Will Osborne cut and simplify corporation tax?
Tonight, the new chancellor has his first outing in front of what you might call middle business, as opposed to Middle England, when he addresses the CBI's annual dinner.
George Osborne's theme, for a change, won't be cuts, but growth - or how to engender the kind of renaissance in Britain's private sector that would generate the tax revenues and jobs that can help us out of our malaise.
So what's his cunning plan?
Well, when he thought and hoped the Tories would be governing alone, his flagship policy on all of this was to simplify the tax system for companies and reduce the headline rates of corporation tax - from 28p in the pound to 25p for larger businesses and from 21p to 20p for small companies.
The costs of reducing these taxes was to be financed, according to the Tories' manifesto, by "reducing complex reliefs and allowances".
And the Tories told me that they would do all this in the emergency budget they've consistently said would take place within 50 days of a general election.
Readers of this column will know that I've highlighted on a number of occasions that in respect of this particular tax policy, there has been a significant and unusual ideological divide between the Tories and Labour: Osborne wanted to streamline the tax system for companies, in contrast to the Treasury of Gordon Brown and Alistair Darling, whose philosophy was to target tax reliefs and fiscal aid at sectors thought to be particularly deserving.
So I was slightly surprised that there was no mention of any of these tax reforms in the agreement between the Conservatives and the Lib Dems that underpins their governing alliance.
Did that mean Osborne had ditched these ambitions to simplify that are redolent of his Conservative predecessor at the Treasury, Nigel Lawson?
I'm told not, by those close to Osborne.
On the other hand, his new Lib Dem colleagues have been pointing out that Gordon Brown's jibe - that the policy amounts to a tax cut for banks and a tax increase for manufacturers - is not a total canard.
The fiscal reality is that manufacturers tend to be big beneficiaries of allowances for capital spending of the sort that Osborne would reduce - and banks have less opportunity to reduce their tax payments by exploiting such reliefs.
Also most biggish businesses, in my experience, rather like the existing tax credits for research and development, and are unenthusiastic about the Tory manifesto promise to redirect them at "hi-tech companies, small businesses and new start-ups".
It's true therefore that a policy of reducing the various business tax allowances would have the effect of pushing up the tax burden on the kind of companies that make and export things deemed vital to the UK's economic future, even if the headline rate of tax were reduced - whereas the tax burden on banks would tend to be reduced in these circumstances.
That's why the Lib Dems themselves never went further than flirting with the idea of simplifying the corporate tax system two or three years ago: they couldn't see how to implement such a policy without penalising too many businesses necessary for the UK's ability to pay its way in the world.
What will Mr Osborne actually do, now that the levers are in his hands?
I can't see him abandoning the commitment to cut and simplify corporation tax.
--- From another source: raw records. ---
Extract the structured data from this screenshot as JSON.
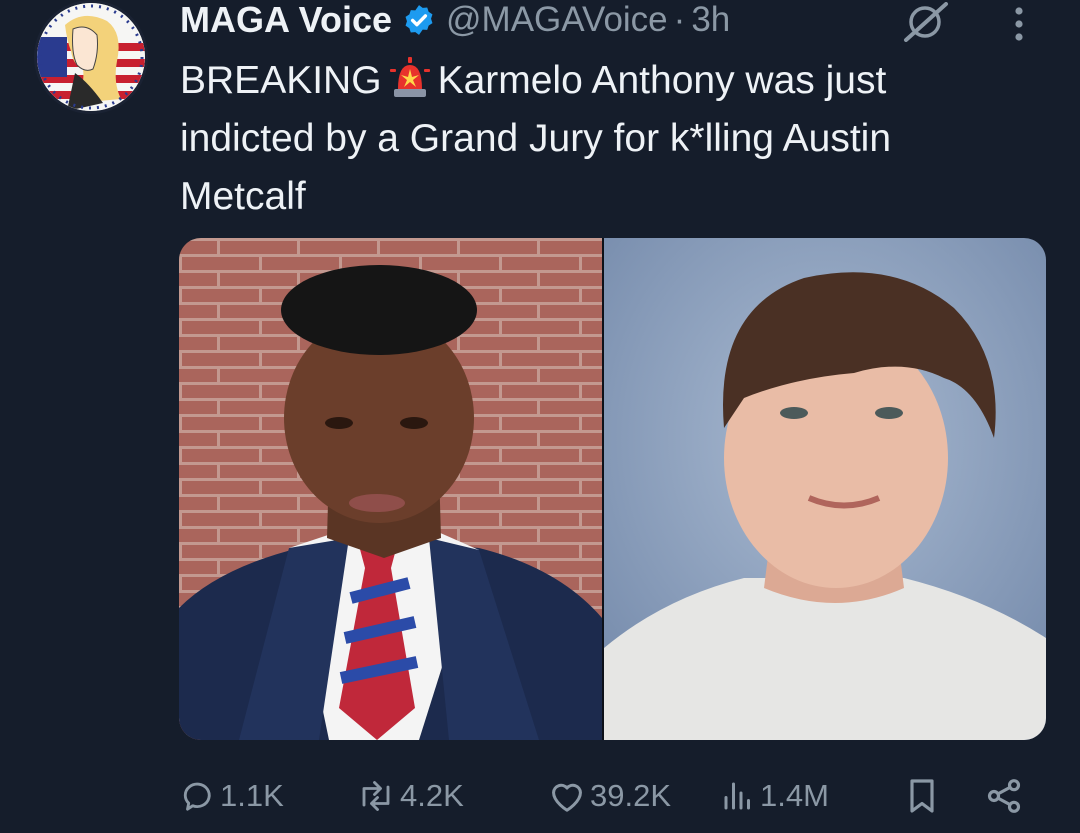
{
  "tweet": {
    "author_name": "MAGA Voice",
    "handle": "@MAGAVoice",
    "separator": "·",
    "time": "3h",
    "text_line1_a": "BREAKING",
    "text_line1_b": "Karmelo Anthony was just",
    "text_line2": "indicted by a Grand Jury for k*lling Austin",
    "text_line3": "Metcalf"
  },
  "icons": {
    "verified": "verified-badge-icon",
    "siren": "rotating-light-emoji",
    "grok": "grok-icon",
    "more": "more-vertical-icon",
    "reply": "reply-icon",
    "retweet": "retweet-icon",
    "like": "heart-icon",
    "views": "views-chart-icon",
    "bookmark": "bookmark-icon",
    "share": "share-icon"
  },
  "stats": {
    "replies": "1.1K",
    "retweets": "4.2K",
    "likes": "39.2K",
    "views": "1.4M"
  },
  "colors": {
    "background": "#151d2b",
    "text": "#eef2f6",
    "muted": "#8b98a5",
    "verified": "#1d9bf0"
  }
}
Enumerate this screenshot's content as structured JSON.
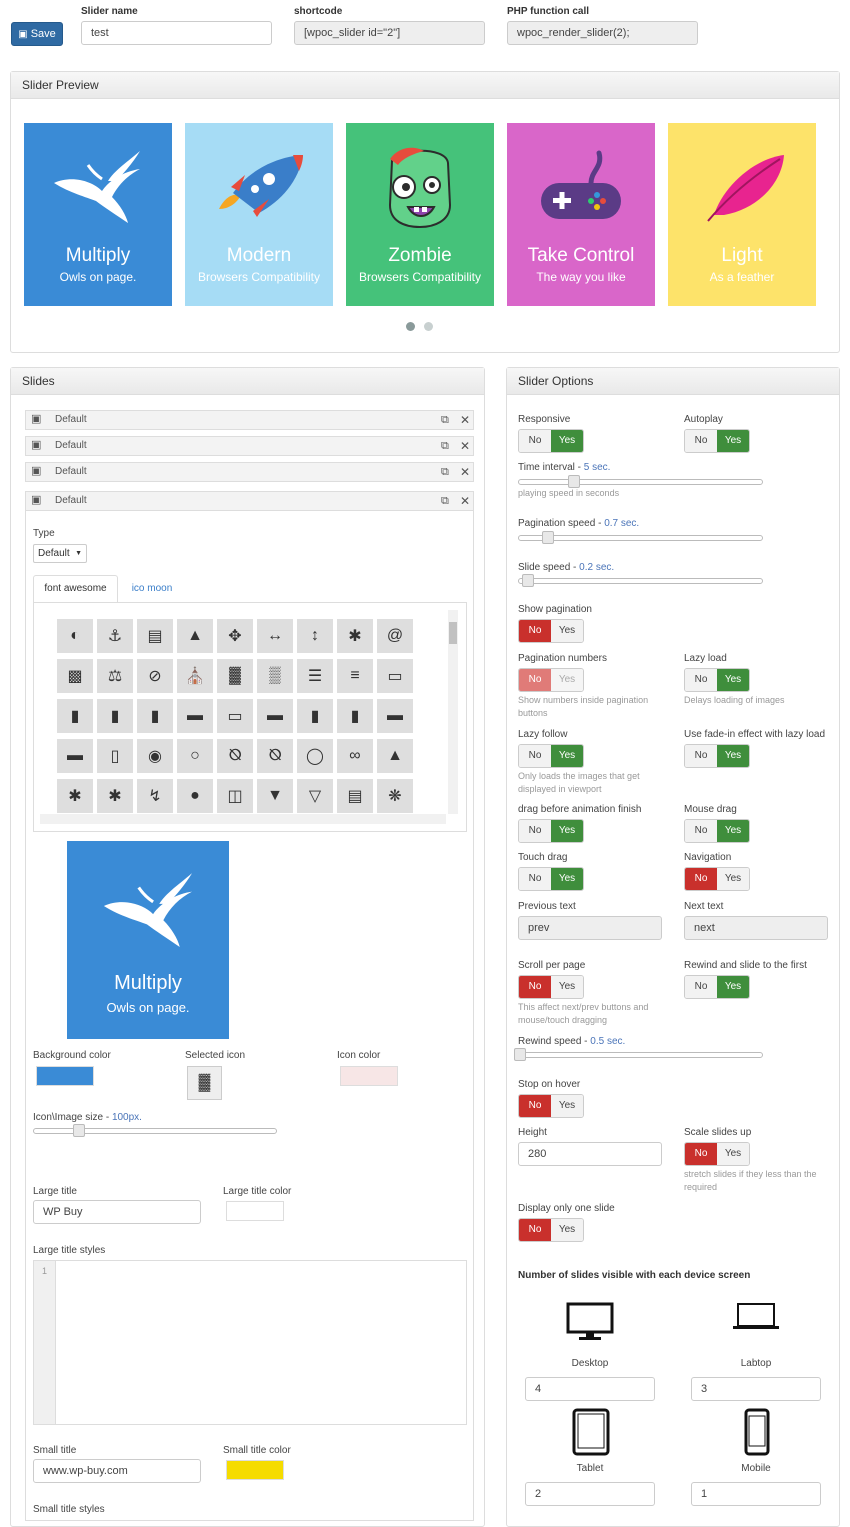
{
  "header": {
    "save_label": "Save",
    "slider_name_label": "Slider name",
    "slider_name_value": "test",
    "shortcode_label": "shortcode",
    "shortcode_value": "[wpoc_slider id=\"2\"]",
    "php_label": "PHP function call",
    "php_value": "wpoc_render_slider(2);"
  },
  "preview": {
    "title": "Slider Preview",
    "cards": [
      {
        "title": "Multiply",
        "subtitle": "Owls on page.",
        "bg": "#3a8bd6",
        "icon": "bird-icon"
      },
      {
        "title": "Modern",
        "subtitle": "Browsers Compatibility",
        "bg": "#a6dcf5",
        "icon": "rocket-icon"
      },
      {
        "title": "Zombie",
        "subtitle": "Browsers Compatibility",
        "bg": "#45c27a",
        "icon": "zombie-icon"
      },
      {
        "title": "Take Control",
        "subtitle": "The way you like",
        "bg": "#d966c9",
        "icon": "gamepad-icon"
      },
      {
        "title": "Light",
        "subtitle": "As a feather",
        "bg": "#fde36a",
        "icon": "feather-icon"
      }
    ]
  },
  "slides": {
    "title": "Slides",
    "items": [
      "Default",
      "Default",
      "Default",
      "Default"
    ],
    "type_label": "Type",
    "type_value": "Default",
    "tab_fa": "font awesome",
    "tab_im": "ico moon",
    "preview_title": "Multiply",
    "preview_subtitle": "Owls on page.",
    "bg_color_label": "Background color",
    "bg_color": "#3a8bd6",
    "selected_icon_label": "Selected icon",
    "icon_color_label": "Icon color",
    "icon_color": "#f7e6e6",
    "icon_size_label": "Icon\\Image size",
    "icon_size_value": "100px.",
    "large_title_label": "Large title",
    "large_title_value": "WP Buy",
    "large_title_color_label": "Large title color",
    "large_title_styles_label": "Large title styles",
    "line_no": "1",
    "small_title_label": "Small title",
    "small_title_value": "www.wp-buy.com",
    "small_title_color_label": "Small title color",
    "small_title_color": "#f5dc00",
    "small_title_styles_label": "Small title styles"
  },
  "options": {
    "title": "Slider Options",
    "no": "No",
    "yes": "Yes",
    "responsive": "Responsive",
    "autoplay": "Autoplay",
    "time_interval": "Time interval",
    "time_interval_value": "5 sec.",
    "time_interval_hint": "playing speed in seconds",
    "time_interval_level": 0.23,
    "pagination_speed": "Pagination speed",
    "pagination_speed_value": "0.7 sec.",
    "pagination_speed_level": 0.12,
    "slide_speed": "Slide speed",
    "slide_speed_value": "0.2 sec.",
    "slide_speed_level": 0.03,
    "show_pagination": "Show pagination",
    "pagination_numbers": "Pagination numbers",
    "pagination_numbers_hint": "Show numbers inside pagination buttons",
    "lazy_load": "Lazy load",
    "lazy_load_hint": "Delays loading of images",
    "lazy_follow": "Lazy follow",
    "lazy_follow_hint": "Only loads the images that get displayed in viewport",
    "fade_in": "Use fade-in effect with lazy load",
    "drag_before": "drag before animation finish",
    "mouse_drag": "Mouse drag",
    "touch_drag": "Touch drag",
    "navigation": "Navigation",
    "previous_text": "Previous text",
    "previous_value": "prev",
    "next_text": "Next text",
    "next_value": "next",
    "scroll_per_page": "Scroll per page",
    "scroll_hint": "This affect next/prev buttons and mouse/touch dragging",
    "rewind_slide": "Rewind and slide to the first",
    "rewind_speed": "Rewind speed",
    "rewind_speed_value": "0.5 sec.",
    "rewind_speed_level": 0.0,
    "stop_on_hover": "Stop on hover",
    "height": "Height",
    "height_value": "280",
    "scale_up": "Scale slides up",
    "scale_hint": "stretch slides if they less than the required",
    "one_slide": "Display only one slide",
    "devices_title": "Number of slides visible with each device screen",
    "desktop": "Desktop",
    "desktop_value": "4",
    "laptop": "Labtop",
    "laptop_value": "3",
    "tablet": "Tablet",
    "tablet_value": "2",
    "mobile": "Mobile",
    "mobile_value": "1"
  }
}
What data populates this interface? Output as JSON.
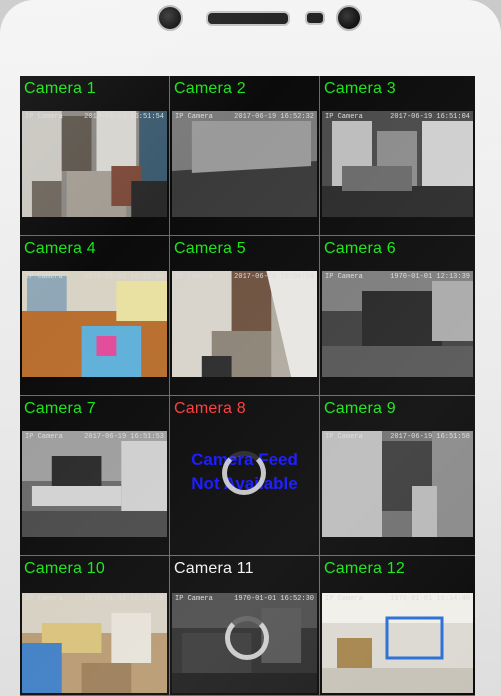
{
  "cameras": [
    {
      "label": "Camera 1",
      "status": "live",
      "overlay_name": "IP Camera",
      "overlay_time": "2017-06-19 16:51:54"
    },
    {
      "label": "Camera 2",
      "status": "live",
      "overlay_name": "IP Camera",
      "overlay_time": "2017-06-19 16:52:32"
    },
    {
      "label": "Camera 3",
      "status": "live",
      "overlay_name": "IP Camera",
      "overlay_time": "2017-06-19 16:51:04"
    },
    {
      "label": "Camera 4",
      "status": "live",
      "overlay_name": "IP Camera",
      "overlay_time": "1970-01-01 16:51:02"
    },
    {
      "label": "Camera 5",
      "status": "live",
      "overlay_name": "IP Camera",
      "overlay_time": "2017-06-19 16:50:54"
    },
    {
      "label": "Camera 6",
      "status": "live",
      "overlay_name": "IP Camera",
      "overlay_time": "1970-01-01 12:13:39"
    },
    {
      "label": "Camera 7",
      "status": "live",
      "overlay_name": "IP Camera",
      "overlay_time": "2017-06-19 16:51:53"
    },
    {
      "label": "Camera 8",
      "status": "error",
      "error_text": "Camera Feed Not Available",
      "label_color": "#ff3b3b"
    },
    {
      "label": "Camera 9",
      "status": "live",
      "overlay_name": "IP Camera",
      "overlay_time": "2017-06-19 16:51:58"
    },
    {
      "label": "Camera 10",
      "status": "live",
      "overlay_name": "IP Camera",
      "overlay_time": "1970-01-01 16:51:58"
    },
    {
      "label": "Camera 11",
      "status": "loading",
      "overlay_name": "IP Camera",
      "overlay_time": "1970-01-01 16:52:30",
      "label_color": "#f2f2f2"
    },
    {
      "label": "Camera 12",
      "status": "live",
      "overlay_name": "IP Camera",
      "overlay_time": "1970-01-01 16:14:40"
    }
  ],
  "colors": {
    "label_default": "#19e619",
    "label_error": "#ff3b3b",
    "label_selected": "#f2f2f2",
    "error_text": "#1515ff"
  }
}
To do so would be a humiliating U-Turn on a genuinely flagship policy.
On the other hand, I would be staggered if he didn't do something to ease the transitional pain of those companies that invest a great deal, and therefore benefit most from the tax break on capital spending.
Somehow it doesn't seem plausible that Osborne would stand up tonight in a room full of boozed-up manufacturers and tell them that their subscription price for operating in the UK is about to rise sharply.